**WORK REQUEST**
Of the entries that follow, how many lines hold the string "Bucket"? Write the number and nothing more.

THE DATA below:

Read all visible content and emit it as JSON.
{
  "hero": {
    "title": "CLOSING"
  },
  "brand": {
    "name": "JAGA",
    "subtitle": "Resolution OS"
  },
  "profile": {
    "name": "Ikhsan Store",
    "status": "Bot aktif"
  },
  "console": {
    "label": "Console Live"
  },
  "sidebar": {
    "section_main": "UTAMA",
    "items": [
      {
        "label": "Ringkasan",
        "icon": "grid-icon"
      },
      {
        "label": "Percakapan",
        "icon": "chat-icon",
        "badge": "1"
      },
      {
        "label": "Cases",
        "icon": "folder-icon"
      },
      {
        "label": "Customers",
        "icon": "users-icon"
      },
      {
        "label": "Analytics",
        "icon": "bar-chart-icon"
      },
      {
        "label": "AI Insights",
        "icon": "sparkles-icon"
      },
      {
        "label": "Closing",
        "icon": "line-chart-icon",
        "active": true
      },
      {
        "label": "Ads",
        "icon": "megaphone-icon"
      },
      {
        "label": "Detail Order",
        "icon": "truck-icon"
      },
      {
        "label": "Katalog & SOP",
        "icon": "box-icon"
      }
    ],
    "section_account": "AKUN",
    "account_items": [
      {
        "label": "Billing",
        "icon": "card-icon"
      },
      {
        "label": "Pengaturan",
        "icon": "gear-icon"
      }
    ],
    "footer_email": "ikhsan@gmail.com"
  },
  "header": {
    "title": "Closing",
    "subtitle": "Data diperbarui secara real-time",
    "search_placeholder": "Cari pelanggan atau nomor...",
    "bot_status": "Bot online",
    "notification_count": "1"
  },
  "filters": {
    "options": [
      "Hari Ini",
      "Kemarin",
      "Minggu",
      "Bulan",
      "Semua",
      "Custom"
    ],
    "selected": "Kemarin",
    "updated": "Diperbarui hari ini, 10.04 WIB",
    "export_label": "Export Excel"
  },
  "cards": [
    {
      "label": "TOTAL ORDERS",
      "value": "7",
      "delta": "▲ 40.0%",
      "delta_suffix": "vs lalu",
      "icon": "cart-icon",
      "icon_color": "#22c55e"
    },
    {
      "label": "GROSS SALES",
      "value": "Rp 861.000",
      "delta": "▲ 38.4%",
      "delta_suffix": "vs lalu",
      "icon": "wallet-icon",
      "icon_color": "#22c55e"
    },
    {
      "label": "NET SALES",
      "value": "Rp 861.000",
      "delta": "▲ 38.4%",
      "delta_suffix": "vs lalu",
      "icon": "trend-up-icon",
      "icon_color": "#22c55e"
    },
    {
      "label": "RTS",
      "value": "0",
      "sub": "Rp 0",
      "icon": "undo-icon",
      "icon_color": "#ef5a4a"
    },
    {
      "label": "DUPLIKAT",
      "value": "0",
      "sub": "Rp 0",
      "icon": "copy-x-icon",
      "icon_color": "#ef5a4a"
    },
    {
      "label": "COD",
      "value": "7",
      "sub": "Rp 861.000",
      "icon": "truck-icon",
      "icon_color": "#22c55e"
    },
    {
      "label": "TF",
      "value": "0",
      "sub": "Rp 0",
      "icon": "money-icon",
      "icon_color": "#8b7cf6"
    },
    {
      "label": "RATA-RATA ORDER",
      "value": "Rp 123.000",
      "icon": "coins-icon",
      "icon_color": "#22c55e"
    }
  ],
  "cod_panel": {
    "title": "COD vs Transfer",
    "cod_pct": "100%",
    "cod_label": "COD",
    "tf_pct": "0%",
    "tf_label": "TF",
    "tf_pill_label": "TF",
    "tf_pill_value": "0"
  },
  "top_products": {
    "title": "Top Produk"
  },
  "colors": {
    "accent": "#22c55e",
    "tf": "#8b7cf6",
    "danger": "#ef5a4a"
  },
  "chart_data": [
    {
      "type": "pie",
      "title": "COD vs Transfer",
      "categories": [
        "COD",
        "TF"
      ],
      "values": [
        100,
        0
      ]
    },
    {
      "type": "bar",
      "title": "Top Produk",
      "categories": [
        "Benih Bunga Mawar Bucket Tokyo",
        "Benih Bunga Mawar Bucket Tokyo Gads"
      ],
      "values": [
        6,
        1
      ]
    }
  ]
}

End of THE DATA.

**RESPONSE AREA**
2